3

I switched jobs in February of 2013 and rolled over my 401(k) to a Rollover IRA, which as I understand it, is equivalent to a Traditional IRA.

Over 2013, I contributed $4125 to the Rollover IRA and planned on making the final $1375 before April 15, 2014. My contributions have already been used to buy mutual funds.

But after preparing my tax return, I realized our MAGI exceeded the income limit for making deductible contributions. I am married, filing jointly, and my wife's employer has a retirement plan. As far as I understand it, that income limit is $115,000. My wife and I made more than that.

My wife has also contributed the maximum ($5500) to a Roth IRA.

What should I do? Do I move the money into a Roth IRA instead? How does form 8606 apply in this circumstance?

  • Note for the future. Don't commingle funds. The rolled over 401K was clean money. Mixing money that you thought would be regular IRA but depending on MAGI might be Roth IRA muddied the situation. – mhoran_psprep Feb 14 '14 at 12:27
3

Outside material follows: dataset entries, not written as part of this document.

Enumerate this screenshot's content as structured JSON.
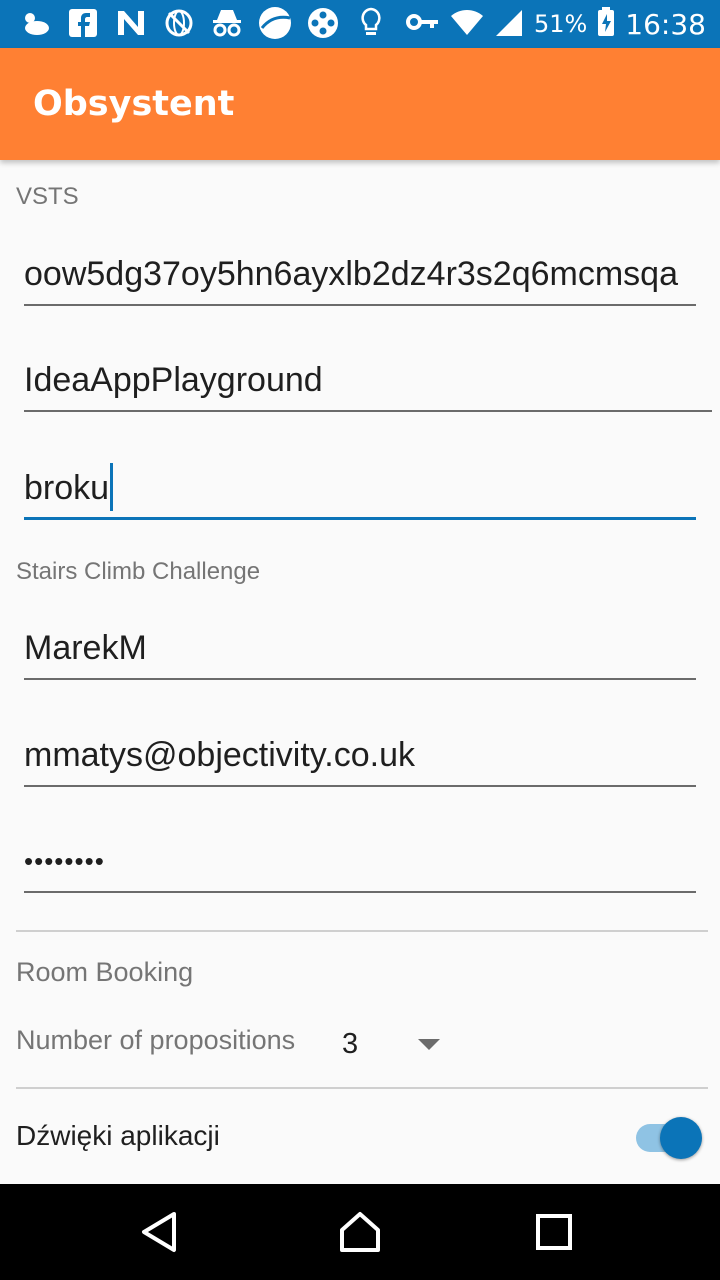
{
  "status_bar": {
    "battery": "51%",
    "time": "16:38",
    "icons_left": [
      "weather-icon",
      "facebook-icon",
      "n-app-icon",
      "globe-icon",
      "incognito-icon",
      "ball-icon",
      "film-reel-icon",
      "lightbulb-icon"
    ],
    "icons_right": [
      "key-icon",
      "wifi-icon",
      "signal-icon",
      "battery-icon"
    ]
  },
  "app_bar": {
    "title": "Obsystent",
    "color": "#ff8033"
  },
  "sections": {
    "vsts": {
      "title": "VSTS",
      "token_value": "oow5dg37oy5hn6ayxlb2dz4r3s2q6mcmsqa",
      "project_value": "IdeaAppPlayground",
      "user_value": "broku"
    },
    "stairs": {
      "title": "Stairs Climb Challenge",
      "name_value": "MarekM",
      "email_value": "mmatys@objectivity.co.uk",
      "password_value": "••••••••"
    },
    "room_booking": {
      "title": "Room Booking",
      "propositions_label": "Number of propositions",
      "propositions_value": "3"
    },
    "sounds": {
      "label": "Dźwięki aplikacji",
      "enabled": true
    }
  },
  "nav_bar": {
    "buttons": [
      "back-icon",
      "home-icon",
      "recents-icon"
    ]
  },
  "colors": {
    "accent": "#0b74b8",
    "primary": "#ff8033",
    "status_bar": "#0b74b8"
  }
}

What you should do is re-characterize contributions from being a Traditional IRA contributions to Roth IRA contributions. Call your broker that holds the account and ask how to do that.

Note: re-characterize means you don't move the money to Roth account, you retroactively say that it was a Roth account to begin with. By re-characterization you're saying that your contribution, and all the earnings on it, are Roth from the start. This is different from moving (rolling over), and moving is not advised if you have significant Rollover IRA sums.

If your MAGI is over the limit for Roth IRA as well (see table 2-1 in pub 590) then you keep it as non-deductible IRA contribution and report it on form 8606. In this case your wife's Roth IRA contribution should be recharacterized as traditional and reported as non-deductible on form 8606 as well.

  • If I recharacterize my contributions, do I still need to report it on an 8606? – Sam Jones Feb 14 '14 at 3:03
  • No, form 8606 is only used to report non-deductible Traditional IRA contributions and Roth IRA conversions (rollover from Traditional to Roth). – littleadv Feb 14 '14 at 3:22
  • Just spoke to an accountant. It sounds like another option I have is to leave the money where it is and submit form 8606 to establish basis for the non-deductible contributions. I have to keep track of that basis on my own going forward. – Sam Jones Feb 15 '14 at 16:39
  • @SamJones I'd advise against it. non-deductible basis for a traditional IRA is much less advantageous than Roth IRA - you pay taxes (as ordinary income) on earnings and you still have to withdrawal RMD, so you don't get any benefit essentially. – littleadv Feb 15 '14 at 20:34
  • After doing some more research, I more or less came to the same conclusion. I think it's going to be messy to recharacterize, but much better in the long run. – Sam Jones Feb 15 '14 at 20:42
0

You don't need to recharacterize. If you are married and your spouse is covered under a work retirement plan and you are not the AGI limit in 2013 for folks that are married and filing jointly is $178,000 before the phase out begins. That was raised to $181,000 for 2014. A quick call to the broker/bank where your IRA is should confirm this.

  • The OP mentioned he had 401k at the old job, i.e.: he was covered as well at least during part of the year, so the AGI limit you stated doesn't apply to him. – littleadv Feb 14 '14 at 9:12

Your Answer

By clicking “Post Your Answer”, you agree to our terms of service, privacy policy and cookie policy

Not the answer you're looking for? Browse other questions tagged or ask your own question.